The basic infrastructure involves the OzRunways iOS client sending out its position, callsign, flight plan, unique identifier and a few other details (climb rate, track etc). Our server is a simple echo server that saves this to a database and sends a single packet back with the details of a bunch of nearby aircraft for displaying on the screen.

The OzRunways client firstly needs to check whether we are flying to send packets. We settled on a simple algorithm that uses a combination of timers, height above ground (using the NASA SRTM terrain database) and forward speed to test whether flying. The timers are used for touch & go’s to allow a minute of slow speed and low height so the system keeps sending packets until taxiing clear of the runway. To protect user privacy, once detected not flying, we send an incorrect user position and disable an airborne bit in the packet so the server still sends back nearby aircraft to display, but does not save the client position in the database to display for other users.

For the actual packet implementation, we needed to squeeze as much data as possible into ~ 500 bytes. The biggest saving is coming up with an implementation for a latitude/longitude pair that can be squeezed into a small number of bits. For example a packet sent back with 10 nearby aircraft with flight plans of 5 points each would contain 50 lat/lon pairs. If we have 6 bytes for each lat/lon, that would chew up 300 bytes. Using a standard 4 byte or 8 byte float/double was therefore not ideal.

For our lat/lon pair we looked at the resolution required by dividing earth up into X segments both vertically and horizontally. Since latitudes are +90 to -90, there is 180 degrees of space available. For longitudes, it’s -180 to +180 = 360 degrees at the equator. Longitudes further north or south would be squished so result in better resolution so we’ll use the Equator for worst case.  Here’s the calculations for latitudes:

1 bit of information = 90 degrees resolution available (180 / 2^1)
2 bits = 45 degrees (180 / 2^2)
8 bits (1 byte) = 0.7 degrees (42nm resolution)
16 bits (2 bytes) = 0.0027 degrees = 0.16nm (300m – we’re getting close).
24 bits (3 bytes) = 1.2m resolution.

Excellent – so instead of a 4 byte float, if we represent +90 to -90 of Earth’s latitude as +0 to +180 sliced up into 16,777,216 pieces, we can just send a 3 byte integer.
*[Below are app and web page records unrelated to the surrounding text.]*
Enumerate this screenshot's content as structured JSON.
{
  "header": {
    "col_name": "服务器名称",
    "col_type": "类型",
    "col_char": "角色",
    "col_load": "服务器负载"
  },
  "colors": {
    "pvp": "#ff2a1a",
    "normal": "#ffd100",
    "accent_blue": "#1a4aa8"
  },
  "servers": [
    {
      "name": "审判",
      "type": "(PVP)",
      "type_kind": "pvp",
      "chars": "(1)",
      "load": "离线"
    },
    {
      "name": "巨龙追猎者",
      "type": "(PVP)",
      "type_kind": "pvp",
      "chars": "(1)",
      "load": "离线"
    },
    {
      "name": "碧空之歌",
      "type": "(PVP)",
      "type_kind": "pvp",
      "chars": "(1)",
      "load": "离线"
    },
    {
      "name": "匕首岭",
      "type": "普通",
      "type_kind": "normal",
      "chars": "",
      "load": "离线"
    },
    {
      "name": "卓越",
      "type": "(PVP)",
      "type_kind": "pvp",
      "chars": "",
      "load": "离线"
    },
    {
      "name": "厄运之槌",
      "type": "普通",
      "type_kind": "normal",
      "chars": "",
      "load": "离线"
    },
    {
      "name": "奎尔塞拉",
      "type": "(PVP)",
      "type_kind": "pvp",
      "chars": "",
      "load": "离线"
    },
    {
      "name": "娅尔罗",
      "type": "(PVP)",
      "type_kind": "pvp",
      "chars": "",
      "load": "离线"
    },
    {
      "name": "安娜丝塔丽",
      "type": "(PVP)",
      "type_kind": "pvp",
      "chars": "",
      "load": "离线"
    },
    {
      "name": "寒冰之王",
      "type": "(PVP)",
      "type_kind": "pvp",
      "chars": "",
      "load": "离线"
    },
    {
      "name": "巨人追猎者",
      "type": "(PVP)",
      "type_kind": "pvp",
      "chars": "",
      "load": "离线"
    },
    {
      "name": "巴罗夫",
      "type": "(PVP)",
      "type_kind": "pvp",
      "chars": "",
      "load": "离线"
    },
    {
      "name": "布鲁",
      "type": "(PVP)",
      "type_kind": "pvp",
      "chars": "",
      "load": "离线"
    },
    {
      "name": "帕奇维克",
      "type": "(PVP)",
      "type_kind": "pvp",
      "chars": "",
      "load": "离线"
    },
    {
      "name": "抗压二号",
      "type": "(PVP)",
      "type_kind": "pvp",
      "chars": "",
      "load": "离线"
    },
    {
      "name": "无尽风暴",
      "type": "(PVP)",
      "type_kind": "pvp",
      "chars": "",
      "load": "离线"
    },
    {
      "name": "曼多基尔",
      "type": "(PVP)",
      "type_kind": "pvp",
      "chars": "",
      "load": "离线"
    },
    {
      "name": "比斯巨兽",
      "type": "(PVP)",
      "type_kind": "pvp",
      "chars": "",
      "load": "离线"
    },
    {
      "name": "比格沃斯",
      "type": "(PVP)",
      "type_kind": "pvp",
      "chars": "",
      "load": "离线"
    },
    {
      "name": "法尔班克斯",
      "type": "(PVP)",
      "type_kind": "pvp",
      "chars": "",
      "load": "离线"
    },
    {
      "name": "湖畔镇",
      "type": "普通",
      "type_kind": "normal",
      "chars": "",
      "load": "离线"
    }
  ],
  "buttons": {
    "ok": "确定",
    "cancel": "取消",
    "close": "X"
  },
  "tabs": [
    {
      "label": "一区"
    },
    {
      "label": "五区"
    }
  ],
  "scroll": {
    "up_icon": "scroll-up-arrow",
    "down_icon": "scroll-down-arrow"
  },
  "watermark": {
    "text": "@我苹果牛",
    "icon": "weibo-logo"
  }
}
The decoder can just multiply the number by 0.00001072883606 to get the latitude with about 1-2m resolution, which is perfect for our traffic system.

+ (int)readUnsignedMedium: (const void *)bytes {
    int n=0;
    memcpy(&n, bytes, 3);
    n = n << 8;
    return NTOHL(n);

We did the same calculations for all of the data. We could squeeze a lot of data into 1 byte (for example vertical speed with a resolution of 100 ft/sec) resulting in an overall packet size of ~ 80 bytes (includes 20 byte IP header) when sending our information out. This is why the OzRunways traffic system is so reliable — an 80 byte UDP packet is about the most reliable thing you can send out of a little iPad antenna at 24,000 ft. We tried gz compression but did not get any gains for either 80 or 500 byte packets.




For the echo server, we jam as many aircraft as possible into the return packet until we hit 500 bytes. We include all of their information, timestamp (for dead-reckoning their symbol on the map) and flight plans. We average around 18 aircraft per return packet which is why you only see nearby aircraft. You can see all traffic at

In the end, we have written an entire packet specification mapping out individual bit values including some reserved bits for additional features (e.g. an ’emergency’ bit) should we choose to implement them. We think it’s more flexible than the ADS-B specification as we can send & receive flight plans of other users.

There’s obviously a lot more that goes into the traffic system such as database design (storing tens of millions of data packets for fast access), interfaces for SAR agencies and human-interface design of the traffic icons on screen however I can’t go on forever! Let’s finish with a screenshot of somebody landing in remote QLD:


As you can see, the 3G coverage is very good with UDP. If this person were to crash, we could give SAR agencies an exact position. You can also see the timer working to disable the traffic feed after the pilot has landed and taxi’d off the runway.

Fly safe.



Author: Rowan Willson

Founder of OzRunways; nerd; pilot etc.